=== REQUIRED WORK ===
Working from the listing below, pick each line containing the word "title" and copy it.

=== PROVIDED MATERIAL ===
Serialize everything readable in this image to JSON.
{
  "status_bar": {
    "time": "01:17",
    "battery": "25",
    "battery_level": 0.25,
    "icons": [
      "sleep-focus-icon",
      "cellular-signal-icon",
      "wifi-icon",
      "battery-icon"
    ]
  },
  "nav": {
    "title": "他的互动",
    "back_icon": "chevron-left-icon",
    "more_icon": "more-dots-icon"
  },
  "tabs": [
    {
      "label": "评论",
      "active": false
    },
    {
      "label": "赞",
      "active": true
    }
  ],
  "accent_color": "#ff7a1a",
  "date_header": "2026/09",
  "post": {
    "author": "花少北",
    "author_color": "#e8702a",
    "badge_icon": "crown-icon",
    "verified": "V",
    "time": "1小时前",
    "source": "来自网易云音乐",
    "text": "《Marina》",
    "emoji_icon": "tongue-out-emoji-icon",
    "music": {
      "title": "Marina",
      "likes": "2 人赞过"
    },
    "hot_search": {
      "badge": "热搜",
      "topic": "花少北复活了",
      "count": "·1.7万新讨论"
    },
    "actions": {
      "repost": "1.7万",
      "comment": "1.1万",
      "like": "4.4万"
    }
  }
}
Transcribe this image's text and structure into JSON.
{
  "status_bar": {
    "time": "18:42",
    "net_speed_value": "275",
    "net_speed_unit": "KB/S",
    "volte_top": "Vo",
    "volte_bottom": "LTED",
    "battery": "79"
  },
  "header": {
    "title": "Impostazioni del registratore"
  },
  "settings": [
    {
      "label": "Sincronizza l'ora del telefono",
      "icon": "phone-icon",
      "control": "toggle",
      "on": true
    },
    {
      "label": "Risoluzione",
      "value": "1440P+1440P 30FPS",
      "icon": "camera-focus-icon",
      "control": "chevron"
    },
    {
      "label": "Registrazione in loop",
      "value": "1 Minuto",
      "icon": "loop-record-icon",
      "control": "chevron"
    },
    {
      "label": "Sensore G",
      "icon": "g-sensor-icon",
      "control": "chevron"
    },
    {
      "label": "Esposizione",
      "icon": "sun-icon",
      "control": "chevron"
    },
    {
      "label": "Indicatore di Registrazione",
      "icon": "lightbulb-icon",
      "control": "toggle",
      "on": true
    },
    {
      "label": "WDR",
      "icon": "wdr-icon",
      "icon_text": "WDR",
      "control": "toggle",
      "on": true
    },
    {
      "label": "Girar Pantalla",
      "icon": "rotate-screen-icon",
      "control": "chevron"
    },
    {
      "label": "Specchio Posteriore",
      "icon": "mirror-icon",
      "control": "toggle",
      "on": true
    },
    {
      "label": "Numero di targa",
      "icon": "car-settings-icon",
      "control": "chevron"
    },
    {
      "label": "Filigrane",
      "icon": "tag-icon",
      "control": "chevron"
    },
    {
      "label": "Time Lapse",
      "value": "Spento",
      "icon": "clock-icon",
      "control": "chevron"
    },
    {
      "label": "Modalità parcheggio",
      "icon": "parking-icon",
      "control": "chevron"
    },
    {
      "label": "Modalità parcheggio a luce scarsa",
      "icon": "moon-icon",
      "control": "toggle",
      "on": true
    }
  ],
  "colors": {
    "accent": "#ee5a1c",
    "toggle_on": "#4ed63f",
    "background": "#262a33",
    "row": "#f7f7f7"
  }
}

=== TASK SOLUTION ===
    "title": "他的互动",
      "title": "Marina",
    "title": "Impostazioni del registratore"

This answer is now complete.